Shackleton’s experience
November 18, 2015 Rebecca Stephens

Shackleton’s early experience

From the South Atlantic

So everybody aboard seems to be feeling more themselves today, despite a significant swell in the South Atlantic.  We’re safely onboard the Silverseas Explorer, a boat that has made this voyage many times before – and yet still stomachs can turn when the smallest of things go wrong.  At breakfast this morning, we were happily drinking our cappuccinos and nibbling on freshly prepared fruit, or full English, or continental, when a strong vibration started from beneath the floor on which we sat, and unified personnel, sat together on one round table, rose from their seats in unison and made a controlled but purposeful exit.  Whatever it was has long been fixed with professional calm, but that hair-raising moment makes you think, what the hell would you do alone on this massive sea without a solid diesel engine to propel you to your destination.

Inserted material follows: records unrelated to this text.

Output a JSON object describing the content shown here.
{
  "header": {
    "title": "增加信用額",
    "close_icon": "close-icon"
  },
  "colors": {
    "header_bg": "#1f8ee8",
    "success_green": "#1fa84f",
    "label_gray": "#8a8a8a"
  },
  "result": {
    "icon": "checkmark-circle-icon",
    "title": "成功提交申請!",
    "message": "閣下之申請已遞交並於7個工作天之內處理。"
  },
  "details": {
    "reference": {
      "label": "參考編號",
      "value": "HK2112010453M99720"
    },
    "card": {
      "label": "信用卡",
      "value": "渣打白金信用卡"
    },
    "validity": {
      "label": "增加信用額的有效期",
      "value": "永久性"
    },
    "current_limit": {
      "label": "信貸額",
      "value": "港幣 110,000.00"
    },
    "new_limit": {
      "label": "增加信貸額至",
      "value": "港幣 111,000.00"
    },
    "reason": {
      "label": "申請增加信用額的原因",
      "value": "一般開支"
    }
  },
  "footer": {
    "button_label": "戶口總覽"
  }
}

Almost one hundred years ago, on these very seas, Shackleton and a five-strong team did just that, in the tiniest of whalers, the James Card, with nought more than a wee sail and a sextant to navigate from Elephant Island to South Georgia – 800 miles of open water!  It’s still considered the most audacious sea crossing of all time.

But before we get to South Georgia ourselves, which all going well will be the day after tomorrow, 20th November, it’s worth looking briefly at where the young Shackleton came from.

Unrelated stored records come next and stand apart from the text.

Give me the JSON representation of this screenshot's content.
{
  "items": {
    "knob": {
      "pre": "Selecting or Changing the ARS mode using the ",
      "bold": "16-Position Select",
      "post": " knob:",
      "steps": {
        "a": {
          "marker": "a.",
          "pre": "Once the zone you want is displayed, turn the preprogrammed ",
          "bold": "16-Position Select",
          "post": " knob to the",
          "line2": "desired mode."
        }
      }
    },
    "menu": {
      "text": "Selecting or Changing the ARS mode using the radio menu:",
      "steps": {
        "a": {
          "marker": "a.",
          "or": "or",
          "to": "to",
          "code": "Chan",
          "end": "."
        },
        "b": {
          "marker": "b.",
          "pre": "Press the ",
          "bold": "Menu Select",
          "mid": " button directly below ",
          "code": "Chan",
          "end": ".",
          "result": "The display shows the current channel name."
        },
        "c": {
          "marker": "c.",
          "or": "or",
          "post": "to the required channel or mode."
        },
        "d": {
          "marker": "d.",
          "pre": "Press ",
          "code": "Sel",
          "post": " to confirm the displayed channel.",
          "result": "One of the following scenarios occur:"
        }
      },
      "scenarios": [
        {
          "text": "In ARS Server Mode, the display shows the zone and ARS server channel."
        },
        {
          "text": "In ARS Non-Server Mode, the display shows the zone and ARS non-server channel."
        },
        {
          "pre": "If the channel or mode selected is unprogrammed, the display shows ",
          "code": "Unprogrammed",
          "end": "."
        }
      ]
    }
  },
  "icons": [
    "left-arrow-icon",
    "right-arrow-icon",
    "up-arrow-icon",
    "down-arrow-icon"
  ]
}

An abridged version, if I may.

Ernest Henry Shackleton was born 15th February 1874 in County Kildare, a mix of Irish and Quaker heritage.  His mother was unconventional, passionate, happy-go-lucky; his father, a physician – a cautious Yorkshireman.  Shackleton was big brother to eight adoring sisters and a little brother.

Born in Ireland, his family moved to London where he was an unremarkable student at Dulwich College, left school at 16 and signed up to the Merchant Marine, which was by all accounts a brutal initiation to life at sea  – but more of that in my next blog because there is little doubt that experience gathered here, however tough, served him well.  It’s here that he started to learn what he liked and what he didn’t like in leaders.